** RECORD EXTRACTS **
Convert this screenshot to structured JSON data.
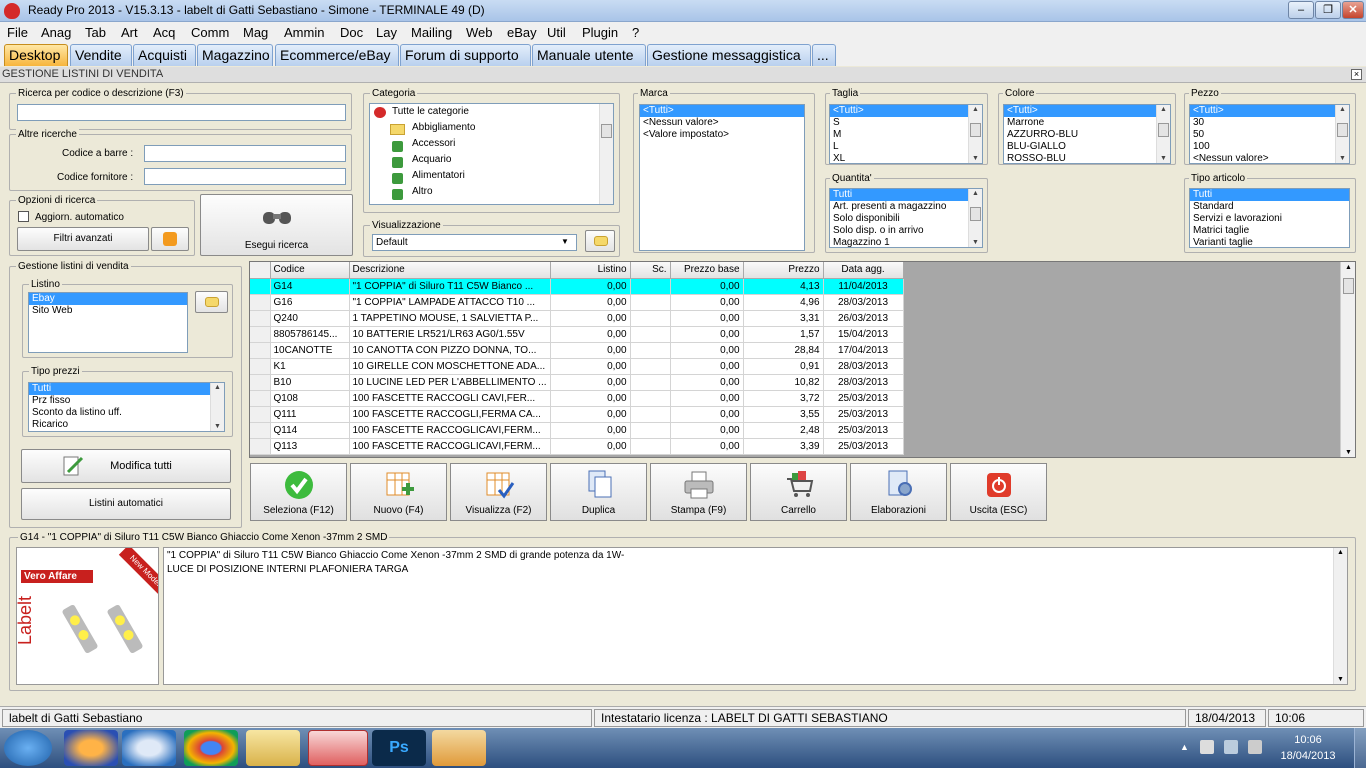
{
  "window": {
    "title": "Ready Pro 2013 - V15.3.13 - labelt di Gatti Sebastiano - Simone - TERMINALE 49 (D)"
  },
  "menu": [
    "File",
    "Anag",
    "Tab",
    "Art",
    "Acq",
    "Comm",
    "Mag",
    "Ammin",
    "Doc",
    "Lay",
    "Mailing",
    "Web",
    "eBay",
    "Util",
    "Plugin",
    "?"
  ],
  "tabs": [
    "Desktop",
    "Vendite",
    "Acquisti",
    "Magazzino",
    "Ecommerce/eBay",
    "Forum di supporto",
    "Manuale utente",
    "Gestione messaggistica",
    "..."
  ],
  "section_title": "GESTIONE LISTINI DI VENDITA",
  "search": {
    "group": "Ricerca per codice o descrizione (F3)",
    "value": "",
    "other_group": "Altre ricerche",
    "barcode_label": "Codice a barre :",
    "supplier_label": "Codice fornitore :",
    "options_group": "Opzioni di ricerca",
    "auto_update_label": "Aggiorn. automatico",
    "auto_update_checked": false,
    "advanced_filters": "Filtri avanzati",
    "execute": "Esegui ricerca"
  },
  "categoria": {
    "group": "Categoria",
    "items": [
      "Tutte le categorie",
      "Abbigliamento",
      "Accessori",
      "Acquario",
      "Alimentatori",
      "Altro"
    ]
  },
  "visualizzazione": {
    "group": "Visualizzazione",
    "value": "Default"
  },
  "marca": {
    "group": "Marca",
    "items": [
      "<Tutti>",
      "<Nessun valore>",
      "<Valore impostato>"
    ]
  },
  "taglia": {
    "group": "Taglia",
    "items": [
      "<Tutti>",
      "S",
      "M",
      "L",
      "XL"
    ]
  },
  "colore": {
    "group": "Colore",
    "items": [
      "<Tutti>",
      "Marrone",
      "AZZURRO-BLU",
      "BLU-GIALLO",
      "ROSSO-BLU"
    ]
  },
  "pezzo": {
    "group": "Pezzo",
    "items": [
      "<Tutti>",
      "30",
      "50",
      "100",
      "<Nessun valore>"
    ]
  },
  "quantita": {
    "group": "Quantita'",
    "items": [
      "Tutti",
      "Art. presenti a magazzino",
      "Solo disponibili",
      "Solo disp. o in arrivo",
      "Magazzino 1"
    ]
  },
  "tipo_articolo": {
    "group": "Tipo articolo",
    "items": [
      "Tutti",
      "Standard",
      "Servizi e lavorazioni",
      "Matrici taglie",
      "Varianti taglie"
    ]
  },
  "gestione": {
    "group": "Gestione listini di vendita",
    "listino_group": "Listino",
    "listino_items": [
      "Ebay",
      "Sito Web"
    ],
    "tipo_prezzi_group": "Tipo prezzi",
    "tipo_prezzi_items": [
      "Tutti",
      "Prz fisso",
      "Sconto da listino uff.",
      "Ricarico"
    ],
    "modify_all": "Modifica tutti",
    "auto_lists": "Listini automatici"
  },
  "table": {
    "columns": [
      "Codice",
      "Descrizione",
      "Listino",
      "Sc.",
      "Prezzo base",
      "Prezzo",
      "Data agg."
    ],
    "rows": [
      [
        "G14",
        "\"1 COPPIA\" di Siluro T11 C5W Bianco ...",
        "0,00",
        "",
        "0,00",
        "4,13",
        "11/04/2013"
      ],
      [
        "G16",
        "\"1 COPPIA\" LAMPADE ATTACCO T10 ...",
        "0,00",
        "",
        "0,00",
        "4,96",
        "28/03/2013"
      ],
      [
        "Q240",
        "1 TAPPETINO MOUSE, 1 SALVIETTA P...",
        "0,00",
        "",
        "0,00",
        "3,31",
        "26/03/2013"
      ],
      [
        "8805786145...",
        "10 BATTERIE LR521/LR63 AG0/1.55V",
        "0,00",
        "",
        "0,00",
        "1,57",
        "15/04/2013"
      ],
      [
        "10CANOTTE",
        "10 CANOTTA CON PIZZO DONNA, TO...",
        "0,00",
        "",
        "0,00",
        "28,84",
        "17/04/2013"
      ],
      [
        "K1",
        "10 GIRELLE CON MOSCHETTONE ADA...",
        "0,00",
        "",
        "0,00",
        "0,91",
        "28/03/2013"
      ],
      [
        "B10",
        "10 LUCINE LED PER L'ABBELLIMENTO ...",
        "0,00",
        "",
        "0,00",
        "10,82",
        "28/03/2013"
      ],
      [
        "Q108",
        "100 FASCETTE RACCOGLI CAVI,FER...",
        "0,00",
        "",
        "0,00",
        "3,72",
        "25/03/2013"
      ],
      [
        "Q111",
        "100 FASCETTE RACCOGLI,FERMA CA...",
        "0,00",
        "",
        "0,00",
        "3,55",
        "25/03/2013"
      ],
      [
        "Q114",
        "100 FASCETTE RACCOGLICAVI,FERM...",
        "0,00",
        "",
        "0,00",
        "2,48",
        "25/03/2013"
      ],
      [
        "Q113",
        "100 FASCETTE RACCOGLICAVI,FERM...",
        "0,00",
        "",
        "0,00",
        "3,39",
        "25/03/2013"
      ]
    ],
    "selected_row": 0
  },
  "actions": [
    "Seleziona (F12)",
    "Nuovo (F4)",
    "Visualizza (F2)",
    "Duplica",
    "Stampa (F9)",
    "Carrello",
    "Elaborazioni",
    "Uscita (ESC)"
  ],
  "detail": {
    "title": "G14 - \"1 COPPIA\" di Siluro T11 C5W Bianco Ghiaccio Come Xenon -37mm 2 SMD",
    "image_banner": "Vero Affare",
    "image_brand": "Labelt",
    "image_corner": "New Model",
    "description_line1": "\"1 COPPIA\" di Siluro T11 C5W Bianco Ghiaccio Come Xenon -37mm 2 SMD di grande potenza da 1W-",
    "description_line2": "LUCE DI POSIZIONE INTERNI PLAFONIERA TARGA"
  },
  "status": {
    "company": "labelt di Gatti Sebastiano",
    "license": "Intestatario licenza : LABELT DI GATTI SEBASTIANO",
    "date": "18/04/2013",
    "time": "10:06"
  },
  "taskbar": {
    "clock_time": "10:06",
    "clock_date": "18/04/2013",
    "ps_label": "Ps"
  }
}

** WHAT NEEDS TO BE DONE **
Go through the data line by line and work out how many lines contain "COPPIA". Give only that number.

** ANSWER SPACE **
4